Look at the numbers, though, and you realise that this does not really make sense. Farage’s hand is weakened by the fact that most of the Conservative ‘Spartans’ are safe and do not need a deal with the Brexit Party to hold their seats. There are a few exceptions. Steve Baker, James Duddridge, Adam Holloway, Andrea Jenkyns, David Jones and, in particular, Lee Rowley in North East Derbyshire and Theresa Villiers in Chipping Barnet are more vulnerable, with majorities of fewer than 10,000 votes, and some of just a few hundred. But most hold large majorities of more than 10,000 or 20,000 votes. There is little prospect that Bill Cash, Owen Paterson, John Baron, Peter Bone, Suella Braverman, Mark Francois and Bernard Jenkin will lose their seats, for example. So why bother with a deal?
A pact would really only make sense if it were to focus on marginal seats. If, rather than select seats according to Farage’s preferred criteria – loyalty to no-deal — the Brexit Party simply agrees to stand down in, say, the 50 most marginal seats, from Southampton Itchen to Stockton South, this would allow the Conservatives to consolidate the Leave vote. It would also improve their chances of holding back the Liberal Democrats and Labour along the ‘Blue Wall’ in the southwest. But that would require Farage trusting Johnson and his team to really deliver a clean break.
And this is where we encounter another problem: personalities. Dominic Cummings has made no secret of his disdain for Farage, while Johnson will want to put clear blue water between his politics and those of the Brexit Party leader. Farage, meanwhile, thinks that Cummings is “untrustworthy” and is not a “true believer” in Brexit. He is very distrusting of Johnson and probably does not view him as a ‘proper’ social conservative.
Given the extreme volatility in British politics, the continuing Brexit fallout and the likelihood of a fresh general election, Boris Johnson may be tempted to go to the country much sooner than people think. But he will also need to come up with a way of side-stepping the Brexit Party, which will settle for nothing less than a clean break from the EU.

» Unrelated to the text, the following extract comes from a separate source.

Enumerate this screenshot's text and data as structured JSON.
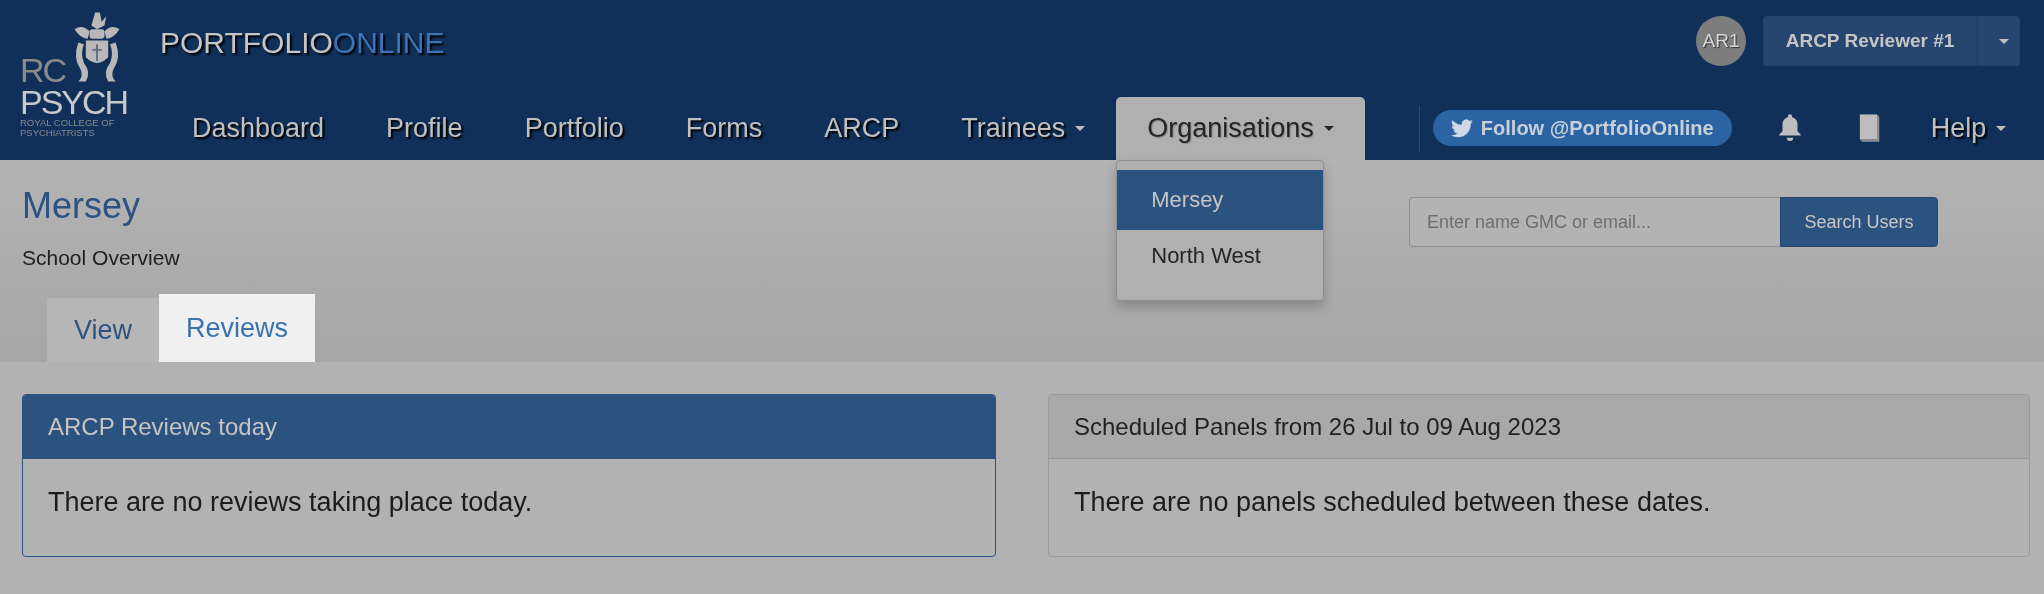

Farage will happily unload all that he has left to stop a soft Brexit, even if this means splitting the Leave vote, making it harder for Johnson to win a commanding majority and potentially putting Jeremy Corbyn into Number 10 Downing Street. And this is where we meet the greatest Brexit irony of them all: the man who devoted his life to Brexit will end up preventing it from happening.